------ Working data ------
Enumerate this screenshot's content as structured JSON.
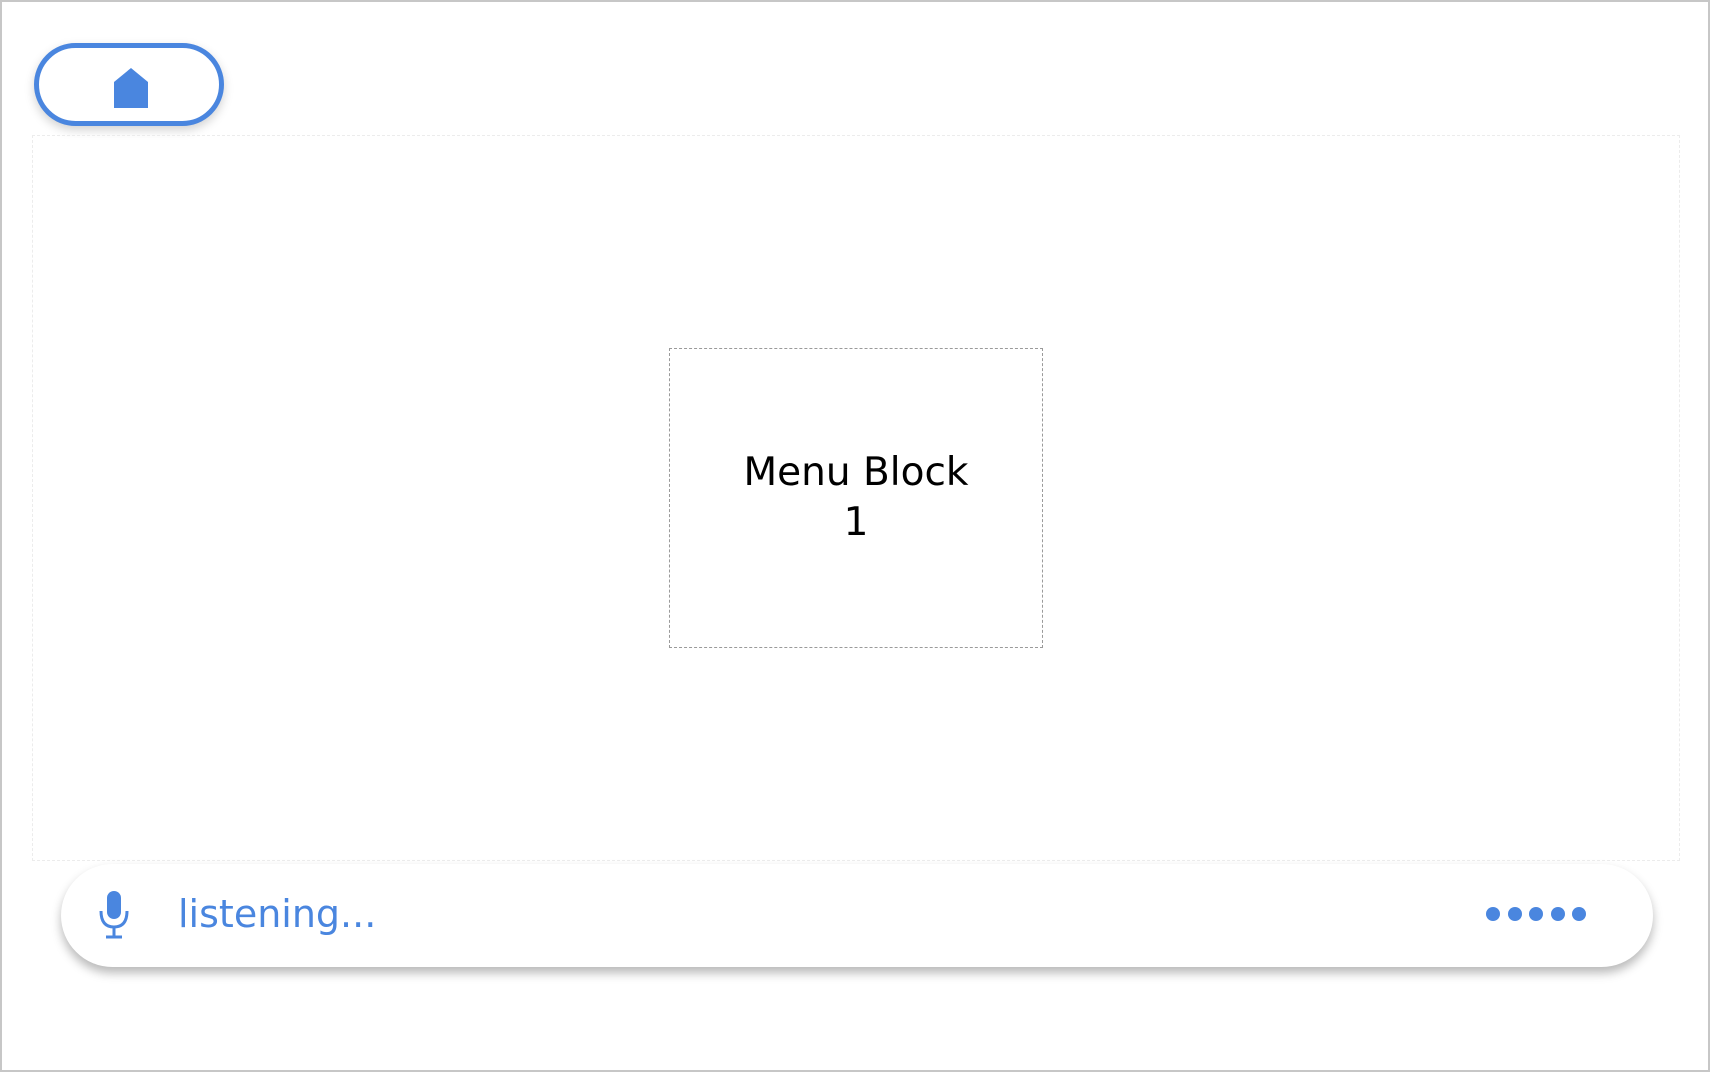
{
  "app": {
    "accent_color": "#4a86df"
  },
  "header": {
    "home_button_icon": "home-icon"
  },
  "main": {
    "menu_block": {
      "line1": "Menu Block",
      "line2": "1"
    }
  },
  "voice_bar": {
    "mic_icon": "microphone-icon",
    "status_text": "listening...",
    "indicator_icon": "dots-icon"
  }
}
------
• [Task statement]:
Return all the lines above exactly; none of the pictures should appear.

• [Output below]:
Enumerate this screenshot's content as structured JSON.
{
  "app": {
    "accent_color": "#4a86df"
  },
  "header": {
    "home_button_icon": "home-icon"
  },
  "main": {
    "menu_block": {
      "line1": "Menu Block",
      "line2": "1"
    }
  },
  "voice_bar": {
    "mic_icon": "microphone-icon",
    "status_text": "listening...",
    "indicator_icon": "dots-icon"
  }
}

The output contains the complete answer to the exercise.